→ **Instructions for the task**: Check which lines of the entries that follow hold "heading", then give the number of those lines and nothing more.

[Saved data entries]
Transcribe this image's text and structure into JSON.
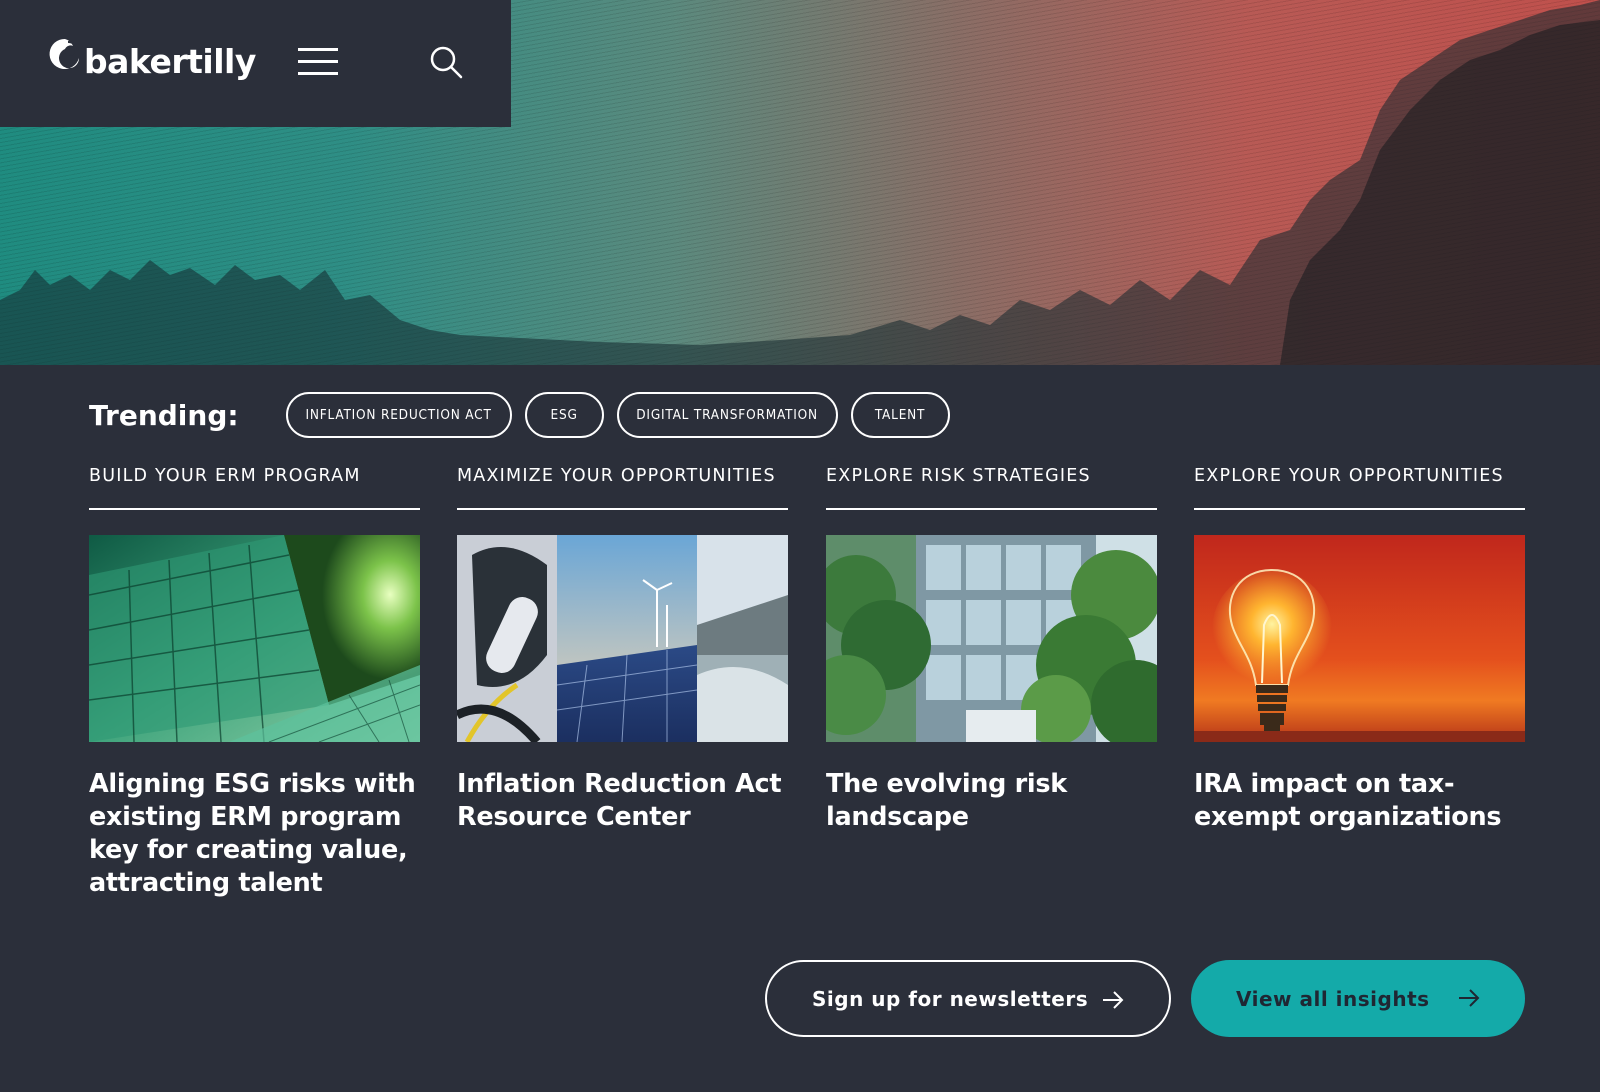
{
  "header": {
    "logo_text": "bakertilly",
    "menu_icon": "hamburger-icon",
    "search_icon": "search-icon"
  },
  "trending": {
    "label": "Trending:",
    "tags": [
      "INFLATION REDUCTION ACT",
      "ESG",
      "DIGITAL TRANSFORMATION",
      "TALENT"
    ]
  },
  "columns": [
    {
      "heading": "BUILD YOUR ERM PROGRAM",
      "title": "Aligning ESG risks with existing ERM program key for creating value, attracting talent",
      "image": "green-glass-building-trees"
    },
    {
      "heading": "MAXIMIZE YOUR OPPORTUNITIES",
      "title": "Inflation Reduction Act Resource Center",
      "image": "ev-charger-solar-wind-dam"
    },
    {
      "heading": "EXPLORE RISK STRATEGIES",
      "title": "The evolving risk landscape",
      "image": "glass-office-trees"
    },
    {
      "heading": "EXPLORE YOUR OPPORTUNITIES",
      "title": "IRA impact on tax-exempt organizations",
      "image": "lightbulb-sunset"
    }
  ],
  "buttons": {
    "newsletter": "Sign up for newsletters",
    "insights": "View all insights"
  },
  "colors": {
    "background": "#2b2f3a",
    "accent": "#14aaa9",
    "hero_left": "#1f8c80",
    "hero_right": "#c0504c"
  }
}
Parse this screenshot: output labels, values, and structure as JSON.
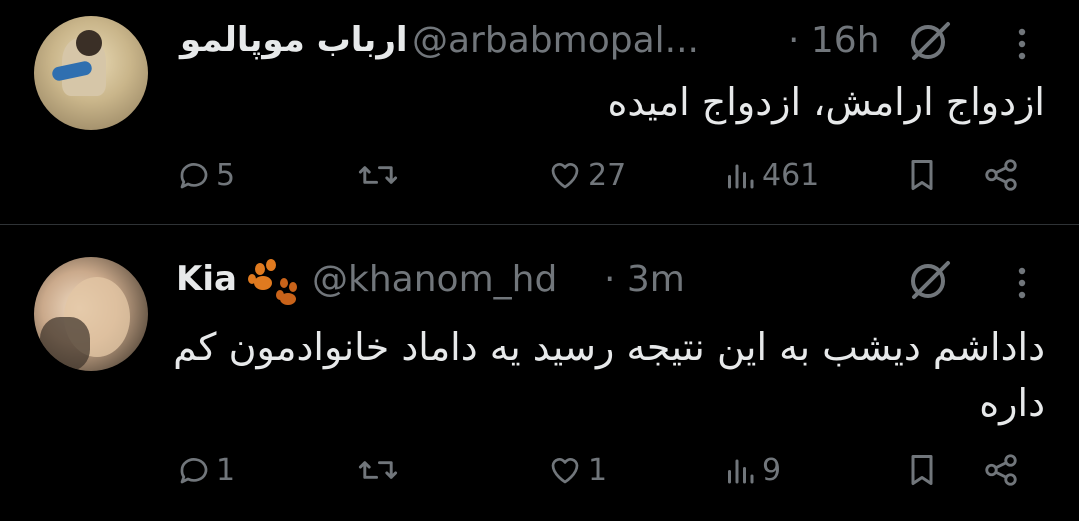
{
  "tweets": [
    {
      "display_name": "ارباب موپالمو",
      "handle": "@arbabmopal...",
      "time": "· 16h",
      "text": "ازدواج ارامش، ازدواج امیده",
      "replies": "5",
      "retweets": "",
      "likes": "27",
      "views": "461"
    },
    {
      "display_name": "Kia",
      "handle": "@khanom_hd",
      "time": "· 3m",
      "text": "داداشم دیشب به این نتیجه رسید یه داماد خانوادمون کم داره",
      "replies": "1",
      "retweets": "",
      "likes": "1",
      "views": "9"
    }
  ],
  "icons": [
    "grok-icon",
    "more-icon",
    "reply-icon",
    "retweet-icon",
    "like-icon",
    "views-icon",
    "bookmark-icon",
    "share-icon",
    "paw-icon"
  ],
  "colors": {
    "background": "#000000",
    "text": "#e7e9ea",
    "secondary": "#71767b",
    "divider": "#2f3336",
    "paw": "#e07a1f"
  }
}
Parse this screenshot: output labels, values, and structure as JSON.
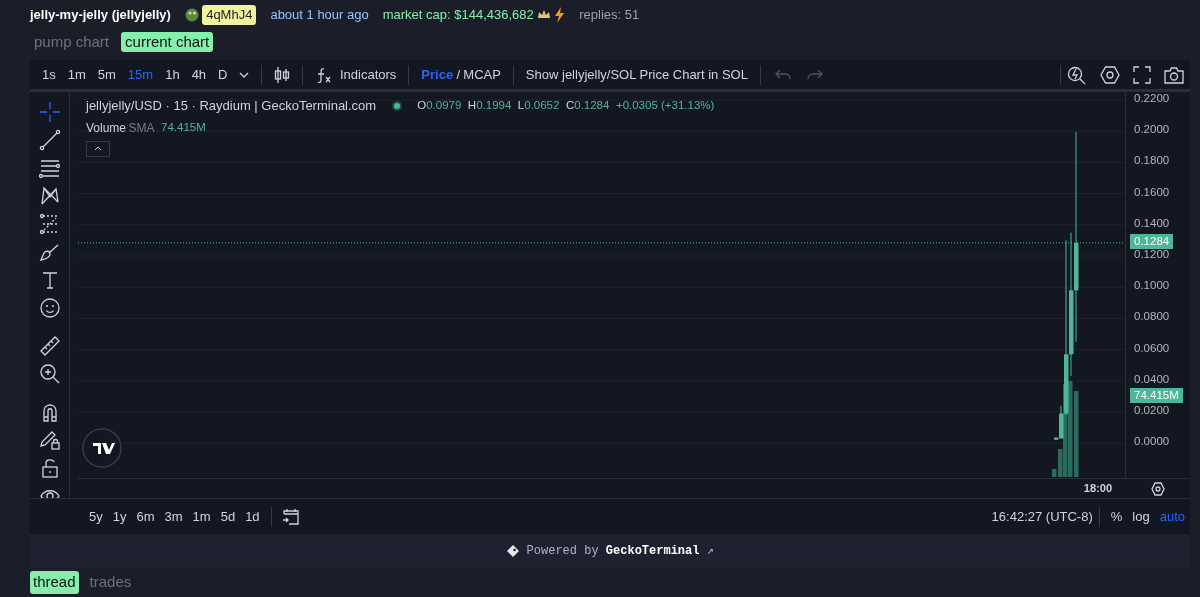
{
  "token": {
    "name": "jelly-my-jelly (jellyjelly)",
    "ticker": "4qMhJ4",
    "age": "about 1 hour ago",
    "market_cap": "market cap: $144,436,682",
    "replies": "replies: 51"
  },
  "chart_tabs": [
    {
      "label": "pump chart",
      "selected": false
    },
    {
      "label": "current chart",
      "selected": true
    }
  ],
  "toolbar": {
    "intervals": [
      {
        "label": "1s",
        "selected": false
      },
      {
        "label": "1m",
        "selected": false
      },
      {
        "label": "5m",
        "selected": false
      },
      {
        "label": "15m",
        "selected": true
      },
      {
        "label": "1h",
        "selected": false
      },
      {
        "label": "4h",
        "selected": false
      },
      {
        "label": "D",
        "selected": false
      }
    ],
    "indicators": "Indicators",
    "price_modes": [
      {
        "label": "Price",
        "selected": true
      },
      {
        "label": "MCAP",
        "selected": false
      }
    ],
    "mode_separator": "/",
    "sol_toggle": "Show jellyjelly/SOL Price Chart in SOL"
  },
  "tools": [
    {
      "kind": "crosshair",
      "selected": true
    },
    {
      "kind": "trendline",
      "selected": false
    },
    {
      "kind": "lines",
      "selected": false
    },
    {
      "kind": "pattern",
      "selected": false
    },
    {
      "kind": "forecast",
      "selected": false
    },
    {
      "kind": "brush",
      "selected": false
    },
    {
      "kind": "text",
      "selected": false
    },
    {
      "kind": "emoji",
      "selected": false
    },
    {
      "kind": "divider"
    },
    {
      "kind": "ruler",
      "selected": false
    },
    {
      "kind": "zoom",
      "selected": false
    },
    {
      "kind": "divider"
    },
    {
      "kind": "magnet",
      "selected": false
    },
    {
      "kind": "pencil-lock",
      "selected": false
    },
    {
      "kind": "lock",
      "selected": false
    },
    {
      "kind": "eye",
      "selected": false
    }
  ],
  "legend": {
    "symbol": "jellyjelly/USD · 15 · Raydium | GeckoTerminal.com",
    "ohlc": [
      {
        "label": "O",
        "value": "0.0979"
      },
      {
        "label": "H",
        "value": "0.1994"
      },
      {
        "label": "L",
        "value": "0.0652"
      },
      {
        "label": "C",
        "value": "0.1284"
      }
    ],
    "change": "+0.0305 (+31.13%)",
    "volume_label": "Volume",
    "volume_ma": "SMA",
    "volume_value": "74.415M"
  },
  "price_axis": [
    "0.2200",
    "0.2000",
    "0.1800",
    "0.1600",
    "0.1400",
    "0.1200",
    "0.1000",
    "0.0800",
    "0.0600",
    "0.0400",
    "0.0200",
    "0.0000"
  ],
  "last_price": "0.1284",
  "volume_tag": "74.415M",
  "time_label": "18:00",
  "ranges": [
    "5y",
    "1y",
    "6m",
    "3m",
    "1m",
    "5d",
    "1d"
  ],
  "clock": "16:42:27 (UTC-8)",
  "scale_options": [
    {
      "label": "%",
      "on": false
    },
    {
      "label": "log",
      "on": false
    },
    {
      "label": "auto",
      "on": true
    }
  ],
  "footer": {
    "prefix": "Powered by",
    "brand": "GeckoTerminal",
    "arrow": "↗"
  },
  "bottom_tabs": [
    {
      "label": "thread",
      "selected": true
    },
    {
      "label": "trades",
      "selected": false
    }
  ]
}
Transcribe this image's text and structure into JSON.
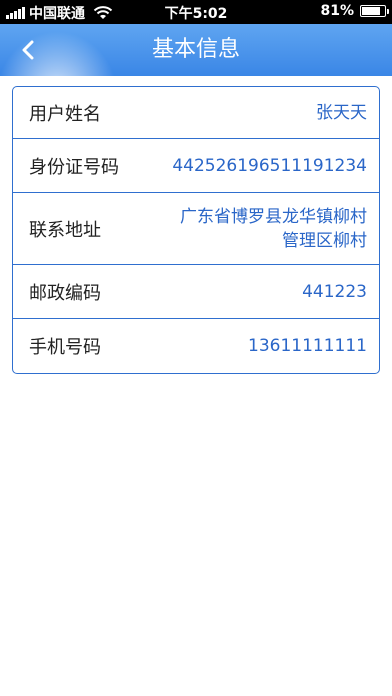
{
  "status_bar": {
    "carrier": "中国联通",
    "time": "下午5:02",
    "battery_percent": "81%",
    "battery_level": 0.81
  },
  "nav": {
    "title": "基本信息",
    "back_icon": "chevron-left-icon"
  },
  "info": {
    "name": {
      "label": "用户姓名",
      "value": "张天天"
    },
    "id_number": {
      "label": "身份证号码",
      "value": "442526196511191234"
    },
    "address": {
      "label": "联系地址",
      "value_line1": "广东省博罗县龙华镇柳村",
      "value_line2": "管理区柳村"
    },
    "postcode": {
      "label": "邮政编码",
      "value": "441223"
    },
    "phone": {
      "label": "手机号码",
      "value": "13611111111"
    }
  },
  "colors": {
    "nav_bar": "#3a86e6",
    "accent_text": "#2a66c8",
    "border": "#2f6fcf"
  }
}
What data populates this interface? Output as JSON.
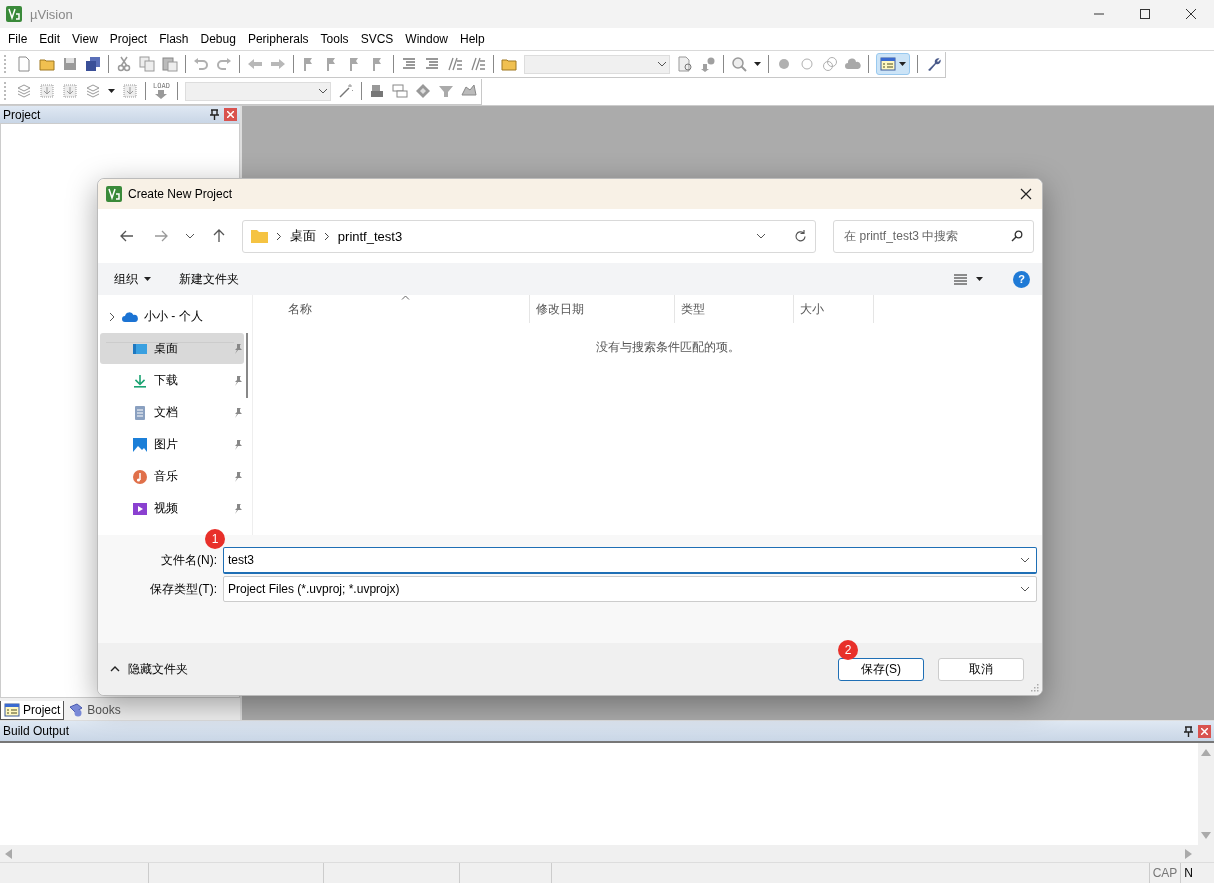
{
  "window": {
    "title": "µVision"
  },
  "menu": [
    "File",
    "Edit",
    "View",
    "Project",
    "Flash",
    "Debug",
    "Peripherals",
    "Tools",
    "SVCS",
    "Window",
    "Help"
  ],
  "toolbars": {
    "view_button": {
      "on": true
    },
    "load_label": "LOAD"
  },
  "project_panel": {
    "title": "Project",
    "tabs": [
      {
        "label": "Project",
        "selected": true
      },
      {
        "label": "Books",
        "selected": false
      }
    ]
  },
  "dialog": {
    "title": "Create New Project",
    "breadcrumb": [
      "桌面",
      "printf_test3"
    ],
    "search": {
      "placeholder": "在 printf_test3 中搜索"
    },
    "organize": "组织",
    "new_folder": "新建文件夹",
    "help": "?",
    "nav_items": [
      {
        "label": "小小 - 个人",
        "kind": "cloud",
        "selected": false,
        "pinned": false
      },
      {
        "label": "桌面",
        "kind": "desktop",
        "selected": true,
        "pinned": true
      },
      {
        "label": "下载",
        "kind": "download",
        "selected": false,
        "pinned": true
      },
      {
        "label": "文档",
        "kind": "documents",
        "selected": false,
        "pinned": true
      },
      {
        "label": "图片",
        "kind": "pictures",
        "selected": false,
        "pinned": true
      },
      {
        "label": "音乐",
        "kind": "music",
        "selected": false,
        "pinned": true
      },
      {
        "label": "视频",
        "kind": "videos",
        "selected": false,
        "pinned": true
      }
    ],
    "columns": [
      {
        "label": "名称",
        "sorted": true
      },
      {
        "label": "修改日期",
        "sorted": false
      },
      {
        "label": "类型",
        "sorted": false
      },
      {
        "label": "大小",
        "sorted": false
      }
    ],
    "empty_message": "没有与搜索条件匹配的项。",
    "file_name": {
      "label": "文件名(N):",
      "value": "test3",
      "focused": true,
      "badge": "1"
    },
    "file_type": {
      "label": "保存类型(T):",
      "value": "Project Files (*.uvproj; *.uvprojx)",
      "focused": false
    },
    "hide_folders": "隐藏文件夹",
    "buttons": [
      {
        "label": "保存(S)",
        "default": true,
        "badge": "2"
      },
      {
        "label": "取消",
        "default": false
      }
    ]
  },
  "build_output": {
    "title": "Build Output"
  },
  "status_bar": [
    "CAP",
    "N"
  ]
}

→ **Response area**: 4